On lunches we made a great start. What we hadn’t realised was that you can only use your stove in the cooking area in a campsite so you cannot cook for lunch unless you happen to stop in a campsite. Luckily for the first three days we’d taken fresh rolls, sealed 100g logs of cream cheese, vegetarian pate and red peppers. We prepared sandwiches at breakfast so we didn’t have to stop for long in the freezing wind. For the last two days we’d brought cous cous and some dehydrated veg which we again had to prepare in the morning. It was OK and the girls quite liked it but cold cous cous was just not quite right for me after a hard morning’s hike. We also bought way too little and used it all one one lunch. Luckily Katie had brought too much pasta so our final lunch in the van in the way back to Puerto Natales was entirely courtesy of Katie.
Finally we massively under bought on snacks. We bought trail mix and dried fruit but balked when we saw how much weight we planned to buy and bought less. The result was that we easily finished our snacks in three days and for the last two had to survive on biscuits bought in the refugios.

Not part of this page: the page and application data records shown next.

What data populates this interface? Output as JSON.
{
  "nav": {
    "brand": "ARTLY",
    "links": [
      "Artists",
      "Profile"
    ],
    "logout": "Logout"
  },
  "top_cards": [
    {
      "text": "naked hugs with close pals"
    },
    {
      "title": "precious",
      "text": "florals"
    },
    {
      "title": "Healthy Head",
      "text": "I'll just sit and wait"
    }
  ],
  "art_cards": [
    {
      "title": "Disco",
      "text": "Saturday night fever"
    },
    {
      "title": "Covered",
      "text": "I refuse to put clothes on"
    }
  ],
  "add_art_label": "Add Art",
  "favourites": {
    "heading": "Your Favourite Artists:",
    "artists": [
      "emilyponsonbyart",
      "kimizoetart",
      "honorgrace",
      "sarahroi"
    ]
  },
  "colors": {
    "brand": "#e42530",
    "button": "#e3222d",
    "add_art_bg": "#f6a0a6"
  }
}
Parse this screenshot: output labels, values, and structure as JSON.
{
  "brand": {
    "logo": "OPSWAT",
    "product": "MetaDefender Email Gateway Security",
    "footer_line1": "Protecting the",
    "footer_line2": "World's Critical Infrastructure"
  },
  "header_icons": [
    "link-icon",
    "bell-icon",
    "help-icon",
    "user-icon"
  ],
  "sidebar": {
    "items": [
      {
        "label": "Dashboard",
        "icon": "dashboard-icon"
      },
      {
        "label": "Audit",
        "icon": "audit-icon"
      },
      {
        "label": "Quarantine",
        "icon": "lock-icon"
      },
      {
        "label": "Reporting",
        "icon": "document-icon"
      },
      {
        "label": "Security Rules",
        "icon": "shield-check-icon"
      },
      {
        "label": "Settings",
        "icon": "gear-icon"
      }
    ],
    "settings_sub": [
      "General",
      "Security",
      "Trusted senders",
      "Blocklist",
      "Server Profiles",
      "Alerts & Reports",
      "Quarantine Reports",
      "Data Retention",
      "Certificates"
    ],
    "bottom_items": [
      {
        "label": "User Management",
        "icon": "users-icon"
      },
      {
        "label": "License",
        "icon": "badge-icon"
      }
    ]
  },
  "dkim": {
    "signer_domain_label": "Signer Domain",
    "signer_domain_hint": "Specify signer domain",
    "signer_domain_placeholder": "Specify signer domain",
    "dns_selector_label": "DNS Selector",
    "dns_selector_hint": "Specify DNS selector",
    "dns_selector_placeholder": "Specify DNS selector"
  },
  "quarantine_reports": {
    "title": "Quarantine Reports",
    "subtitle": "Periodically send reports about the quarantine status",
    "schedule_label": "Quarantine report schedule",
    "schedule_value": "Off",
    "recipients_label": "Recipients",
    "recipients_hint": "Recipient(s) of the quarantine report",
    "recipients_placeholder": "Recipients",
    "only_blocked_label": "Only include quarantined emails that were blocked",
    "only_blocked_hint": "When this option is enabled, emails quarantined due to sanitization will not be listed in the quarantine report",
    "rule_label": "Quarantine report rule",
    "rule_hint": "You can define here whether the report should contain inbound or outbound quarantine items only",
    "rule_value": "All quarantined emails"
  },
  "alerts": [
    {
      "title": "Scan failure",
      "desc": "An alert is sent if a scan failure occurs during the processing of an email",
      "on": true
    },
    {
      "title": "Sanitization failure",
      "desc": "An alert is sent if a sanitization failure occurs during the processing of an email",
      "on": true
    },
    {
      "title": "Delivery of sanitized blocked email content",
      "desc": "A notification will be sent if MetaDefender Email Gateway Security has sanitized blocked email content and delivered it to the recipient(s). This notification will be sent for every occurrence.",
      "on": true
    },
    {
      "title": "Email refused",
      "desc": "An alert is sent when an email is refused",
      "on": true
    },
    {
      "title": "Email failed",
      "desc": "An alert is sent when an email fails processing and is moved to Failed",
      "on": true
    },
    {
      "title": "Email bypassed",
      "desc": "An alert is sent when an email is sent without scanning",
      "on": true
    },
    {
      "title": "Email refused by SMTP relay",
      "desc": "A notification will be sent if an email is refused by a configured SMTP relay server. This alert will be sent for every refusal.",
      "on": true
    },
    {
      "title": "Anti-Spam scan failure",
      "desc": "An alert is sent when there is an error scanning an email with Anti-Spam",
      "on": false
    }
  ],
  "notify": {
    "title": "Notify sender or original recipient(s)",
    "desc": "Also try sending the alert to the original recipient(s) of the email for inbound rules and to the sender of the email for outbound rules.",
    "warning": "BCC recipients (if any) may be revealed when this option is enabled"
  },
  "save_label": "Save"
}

Others things to note!
We only carried one litre water bottles. Normally for a hike like this we’d carry much more but water is easily available and safe to drink without treatment in streams that you cross at least every other hour every day. There is just no need to carry more as water is so easily available.
Trekking poles are quite a divisive subject. Before the hike I was adamant that I would not need or use them. But Sam at Erratic Rock persuaded me otherwise. I barely used them for the first two days but learnt to love them on the climb up to Mirador Británico. Either way after injuring my knee on the fourth day I’m not sure I could have gone up to the top without them and coming down would have been extremely painful and slow if I hadn’t had the poles to take the weight. Many people will tell you that they are not essential, and they are right but personally they weigh so little that I’d rather take them and strap them to my backpack and not need them than not take them and need them! They were also a lifesaver in the wind making me a lot more stable on my feet.
Finally if all the above sounds daunting and puts you off please don’t let it. We met many people who had never walked carrying their gear on their backs before, and we hadn’t done it for years. Read some other blogs a month in advance and attend the 3pm lecture at Erratic Rock before starting and you’ll have everything you need to know. The W trek is good in that if there is a problem, or is it harder than you expected, there are opportunities on many days to shorten the route or make it a little easier on yourself and if this still sounds daunting then stay in the refugios. They cost a lot more but mean that you don’t have to carry food, a tent or sleeping bags, making this a much much easier walk to complete. It might feel a bit like cheating and you won’t get quite the same experience, but the views will be just as beautiful and you’ll smell a lot better than we did!
I hope you’ve enjoyed this post and if you have any questions please post a comment below!